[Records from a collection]
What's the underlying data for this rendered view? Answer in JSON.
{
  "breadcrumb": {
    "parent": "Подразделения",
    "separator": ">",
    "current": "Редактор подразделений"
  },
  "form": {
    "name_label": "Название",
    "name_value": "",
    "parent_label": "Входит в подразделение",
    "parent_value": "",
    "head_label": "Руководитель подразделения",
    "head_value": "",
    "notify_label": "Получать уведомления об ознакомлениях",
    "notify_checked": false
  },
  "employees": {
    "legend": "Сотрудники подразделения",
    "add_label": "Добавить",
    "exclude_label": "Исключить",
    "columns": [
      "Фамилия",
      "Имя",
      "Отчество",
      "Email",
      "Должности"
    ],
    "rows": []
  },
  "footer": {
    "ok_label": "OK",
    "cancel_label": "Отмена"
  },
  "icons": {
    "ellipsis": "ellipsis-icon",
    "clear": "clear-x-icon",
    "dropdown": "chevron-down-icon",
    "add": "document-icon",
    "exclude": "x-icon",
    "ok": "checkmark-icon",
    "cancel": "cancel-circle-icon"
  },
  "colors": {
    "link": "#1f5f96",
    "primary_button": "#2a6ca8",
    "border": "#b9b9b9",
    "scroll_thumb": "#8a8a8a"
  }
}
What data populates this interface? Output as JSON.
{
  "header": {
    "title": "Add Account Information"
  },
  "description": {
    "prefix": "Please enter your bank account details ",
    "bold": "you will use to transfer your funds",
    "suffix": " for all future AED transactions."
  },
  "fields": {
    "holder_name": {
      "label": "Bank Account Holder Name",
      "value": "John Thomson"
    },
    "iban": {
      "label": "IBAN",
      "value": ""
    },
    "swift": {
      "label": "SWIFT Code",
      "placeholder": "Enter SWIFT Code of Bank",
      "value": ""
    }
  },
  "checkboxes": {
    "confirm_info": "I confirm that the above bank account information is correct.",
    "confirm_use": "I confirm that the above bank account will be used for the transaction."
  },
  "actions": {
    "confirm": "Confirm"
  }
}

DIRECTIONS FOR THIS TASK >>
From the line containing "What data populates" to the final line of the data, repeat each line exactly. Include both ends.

PROBLEM SOLUTION >>
What data populates this interface? Output as JSON.
{
  "header": {
    "title": "Add Account Information"
  },
  "description": {
    "prefix": "Please enter your bank account details ",
    "bold": "you will use to transfer your funds",
    "suffix": " for all future AED transactions."
  },
  "fields": {
    "holder_name": {
      "label": "Bank Account Holder Name",
      "value": "John Thomson"
    },
    "iban": {
      "label": "IBAN",
      "value": ""
    },
    "swift": {
      "label": "SWIFT Code",
      "placeholder": "Enter SWIFT Code of Bank",
      "value": ""
    }
  },
  "checkboxes": {
    "confirm_info": "I confirm that the above bank account information is correct.",
    "confirm_use": "I confirm that the above bank account will be used for the transaction."
  },
  "actions": {
    "confirm": "Confirm"
  }
}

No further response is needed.